### Your goal
In the entries below, how many lines include "group"? Reply with the number and nothing more.

*** Opening Extracted entries ***

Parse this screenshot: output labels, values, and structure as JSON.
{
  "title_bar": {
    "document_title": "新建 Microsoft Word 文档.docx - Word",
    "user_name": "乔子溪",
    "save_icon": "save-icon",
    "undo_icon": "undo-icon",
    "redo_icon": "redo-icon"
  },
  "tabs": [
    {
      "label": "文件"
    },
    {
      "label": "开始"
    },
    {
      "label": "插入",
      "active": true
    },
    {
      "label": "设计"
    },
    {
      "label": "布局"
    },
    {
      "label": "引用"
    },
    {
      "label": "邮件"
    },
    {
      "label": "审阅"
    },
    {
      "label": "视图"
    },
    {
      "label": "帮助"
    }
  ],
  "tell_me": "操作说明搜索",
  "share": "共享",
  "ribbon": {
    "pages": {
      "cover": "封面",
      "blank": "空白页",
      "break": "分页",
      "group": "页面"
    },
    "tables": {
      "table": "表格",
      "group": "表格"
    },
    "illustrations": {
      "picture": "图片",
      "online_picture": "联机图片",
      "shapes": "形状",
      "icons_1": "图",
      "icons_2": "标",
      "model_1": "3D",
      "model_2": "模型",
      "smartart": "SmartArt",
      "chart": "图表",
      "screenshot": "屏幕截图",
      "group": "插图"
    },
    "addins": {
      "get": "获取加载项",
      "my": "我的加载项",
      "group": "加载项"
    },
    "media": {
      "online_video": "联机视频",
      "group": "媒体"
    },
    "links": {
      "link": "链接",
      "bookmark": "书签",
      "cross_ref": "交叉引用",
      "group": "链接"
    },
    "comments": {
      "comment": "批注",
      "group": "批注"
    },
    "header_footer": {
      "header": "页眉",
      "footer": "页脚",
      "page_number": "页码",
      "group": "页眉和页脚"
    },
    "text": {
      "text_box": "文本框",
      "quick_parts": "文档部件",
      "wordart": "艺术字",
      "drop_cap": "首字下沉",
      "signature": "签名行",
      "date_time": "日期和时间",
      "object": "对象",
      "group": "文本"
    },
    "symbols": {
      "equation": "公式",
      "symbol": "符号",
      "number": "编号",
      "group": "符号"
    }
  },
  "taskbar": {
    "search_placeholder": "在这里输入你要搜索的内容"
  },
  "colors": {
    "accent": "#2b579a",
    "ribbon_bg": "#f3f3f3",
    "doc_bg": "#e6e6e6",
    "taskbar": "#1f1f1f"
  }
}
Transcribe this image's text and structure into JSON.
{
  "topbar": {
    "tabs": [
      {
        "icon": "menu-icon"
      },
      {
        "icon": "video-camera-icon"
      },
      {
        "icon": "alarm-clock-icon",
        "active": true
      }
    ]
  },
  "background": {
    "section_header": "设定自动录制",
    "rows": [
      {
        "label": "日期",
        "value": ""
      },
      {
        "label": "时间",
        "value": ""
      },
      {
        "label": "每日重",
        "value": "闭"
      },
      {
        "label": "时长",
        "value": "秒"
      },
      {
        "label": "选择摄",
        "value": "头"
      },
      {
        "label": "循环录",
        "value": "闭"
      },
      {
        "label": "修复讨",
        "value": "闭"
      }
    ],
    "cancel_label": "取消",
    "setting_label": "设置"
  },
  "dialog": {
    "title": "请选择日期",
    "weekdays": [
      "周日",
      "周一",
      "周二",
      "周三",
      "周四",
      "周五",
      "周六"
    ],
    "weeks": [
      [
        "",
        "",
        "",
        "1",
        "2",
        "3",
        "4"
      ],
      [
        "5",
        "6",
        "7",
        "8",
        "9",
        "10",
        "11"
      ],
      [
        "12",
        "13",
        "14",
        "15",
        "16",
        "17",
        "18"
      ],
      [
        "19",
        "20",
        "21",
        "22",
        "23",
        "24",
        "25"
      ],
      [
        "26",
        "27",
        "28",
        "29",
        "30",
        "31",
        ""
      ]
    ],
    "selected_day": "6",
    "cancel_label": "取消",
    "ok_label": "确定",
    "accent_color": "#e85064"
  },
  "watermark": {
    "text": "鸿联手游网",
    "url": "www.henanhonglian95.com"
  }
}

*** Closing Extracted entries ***

### Output of the task
10